DATA FOR THIS TASK Block Start

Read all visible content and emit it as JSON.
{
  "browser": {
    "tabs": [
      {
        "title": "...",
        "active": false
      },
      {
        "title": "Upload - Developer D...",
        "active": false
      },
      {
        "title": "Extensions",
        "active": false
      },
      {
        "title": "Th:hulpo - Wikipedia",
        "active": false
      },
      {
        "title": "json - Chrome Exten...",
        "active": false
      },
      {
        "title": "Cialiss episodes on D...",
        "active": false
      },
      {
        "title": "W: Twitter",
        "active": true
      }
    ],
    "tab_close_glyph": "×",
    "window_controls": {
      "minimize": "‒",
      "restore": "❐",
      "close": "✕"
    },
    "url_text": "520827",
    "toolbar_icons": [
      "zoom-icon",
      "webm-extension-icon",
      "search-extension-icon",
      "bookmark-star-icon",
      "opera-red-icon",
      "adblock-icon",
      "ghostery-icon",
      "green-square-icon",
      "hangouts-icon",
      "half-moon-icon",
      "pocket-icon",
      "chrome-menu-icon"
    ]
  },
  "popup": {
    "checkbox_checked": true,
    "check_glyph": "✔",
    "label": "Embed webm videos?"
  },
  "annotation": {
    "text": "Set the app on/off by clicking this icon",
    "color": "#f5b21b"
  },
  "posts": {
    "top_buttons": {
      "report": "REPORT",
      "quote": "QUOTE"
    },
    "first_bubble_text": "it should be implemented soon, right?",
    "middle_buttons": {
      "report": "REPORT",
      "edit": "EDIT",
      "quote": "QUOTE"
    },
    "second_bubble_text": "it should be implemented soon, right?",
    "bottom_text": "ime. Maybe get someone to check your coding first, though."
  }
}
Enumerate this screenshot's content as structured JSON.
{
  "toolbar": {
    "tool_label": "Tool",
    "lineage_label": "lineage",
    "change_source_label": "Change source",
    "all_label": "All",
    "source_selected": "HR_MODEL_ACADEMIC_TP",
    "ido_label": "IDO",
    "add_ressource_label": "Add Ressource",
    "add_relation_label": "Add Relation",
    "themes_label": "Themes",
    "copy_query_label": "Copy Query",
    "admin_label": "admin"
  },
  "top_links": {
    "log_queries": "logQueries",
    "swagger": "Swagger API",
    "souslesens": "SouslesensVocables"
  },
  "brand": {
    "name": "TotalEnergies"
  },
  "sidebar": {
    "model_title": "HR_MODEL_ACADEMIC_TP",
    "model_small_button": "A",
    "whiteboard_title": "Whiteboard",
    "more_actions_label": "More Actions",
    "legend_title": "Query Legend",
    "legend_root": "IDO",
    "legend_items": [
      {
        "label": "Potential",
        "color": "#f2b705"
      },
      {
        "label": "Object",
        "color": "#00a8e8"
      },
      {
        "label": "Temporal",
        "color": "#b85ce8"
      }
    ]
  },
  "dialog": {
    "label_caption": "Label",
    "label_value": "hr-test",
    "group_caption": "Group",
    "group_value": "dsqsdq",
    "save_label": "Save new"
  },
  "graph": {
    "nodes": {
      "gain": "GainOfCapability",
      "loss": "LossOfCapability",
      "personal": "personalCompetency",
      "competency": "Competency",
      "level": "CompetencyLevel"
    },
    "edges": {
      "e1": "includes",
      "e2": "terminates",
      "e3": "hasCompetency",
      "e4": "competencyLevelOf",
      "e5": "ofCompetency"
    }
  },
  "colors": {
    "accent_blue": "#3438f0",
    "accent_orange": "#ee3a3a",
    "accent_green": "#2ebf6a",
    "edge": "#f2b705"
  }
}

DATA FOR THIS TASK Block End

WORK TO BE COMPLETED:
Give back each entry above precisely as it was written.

WORKED SOLUTION:
Read all visible content and emit it as JSON.
{
  "browser": {
    "tabs": [
      {
        "title": "...",
        "active": false
      },
      {
        "title": "Upload - Developer D...",
        "active": false
      },
      {
        "title": "Extensions",
        "active": false
      },
      {
        "title": "Th:hulpo - Wikipedia",
        "active": false
      },
      {
        "title": "json - Chrome Exten...",
        "active": false
      },
      {
        "title": "Cialiss episodes on D...",
        "active": false
      },
      {
        "title": "W: Twitter",
        "active": true
      }
    ],
    "tab_close_glyph": "×",
    "window_controls": {
      "minimize": "‒",
      "restore": "❐",
      "close": "✕"
    },
    "url_text": "520827",
    "toolbar_icons": [
      "zoom-icon",
      "webm-extension-icon",
      "search-extension-icon",
      "bookmark-star-icon",
      "opera-red-icon",
      "adblock-icon",
      "ghostery-icon",
      "green-square-icon",
      "hangouts-icon",
      "half-moon-icon",
      "pocket-icon",
      "chrome-menu-icon"
    ]
  },
  "popup": {
    "checkbox_checked": true,
    "check_glyph": "✔",
    "label": "Embed webm videos?"
  },
  "annotation": {
    "text": "Set the app on/off by clicking this icon",
    "color": "#f5b21b"
  },
  "posts": {
    "top_buttons": {
      "report": "REPORT",
      "quote": "QUOTE"
    },
    "first_bubble_text": "it should be implemented soon, right?",
    "middle_buttons": {
      "report": "REPORT",
      "edit": "EDIT",
      "quote": "QUOTE"
    },
    "second_bubble_text": "it should be implemented soon, right?",
    "bottom_text": "ime. Maybe get someone to check your coding first, though."
  }
}
Enumerate this screenshot's content as structured JSON.
{
  "toolbar": {
    "tool_label": "Tool",
    "lineage_label": "lineage",
    "change_source_label": "Change source",
    "all_label": "All",
    "source_selected": "HR_MODEL_ACADEMIC_TP",
    "ido_label": "IDO",
    "add_ressource_label": "Add Ressource",
    "add_relation_label": "Add Relation",
    "themes_label": "Themes",
    "copy_query_label": "Copy Query",
    "admin_label": "admin"
  },
  "top_links": {
    "log_queries": "logQueries",
    "swagger": "Swagger API",
    "souslesens": "SouslesensVocables"
  },
  "brand": {
    "name": "TotalEnergies"
  },
  "sidebar": {
    "model_title": "HR_MODEL_ACADEMIC_TP",
    "model_small_button": "A",
    "whiteboard_title": "Whiteboard",
    "more_actions_label": "More Actions",
    "legend_title": "Query Legend",
    "legend_root": "IDO",
    "legend_items": [
      {
        "label": "Potential",
        "color": "#f2b705"
      },
      {
        "label": "Object",
        "color": "#00a8e8"
      },
      {
        "label": "Temporal",
        "color": "#b85ce8"
      }
    ]
  },
  "dialog": {
    "label_caption": "Label",
    "label_value": "hr-test",
    "group_caption": "Group",
    "group_value": "dsqsdq",
    "save_label": "Save new"
  },
  "graph": {
    "nodes": {
      "gain": "GainOfCapability",
      "loss": "LossOfCapability",
      "personal": "personalCompetency",
      "competency": "Competency",
      "level": "CompetencyLevel"
    },
    "edges": {
      "e1": "includes",
      "e2": "terminates",
      "e3": "hasCompetency",
      "e4": "competencyLevelOf",
      "e5": "ofCompetency"
    }
  },
  "colors": {
    "accent_blue": "#3438f0",
    "accent_orange": "#ee3a3a",
    "accent_green": "#2ebf6a",
    "edge": "#f2b705"
  }
}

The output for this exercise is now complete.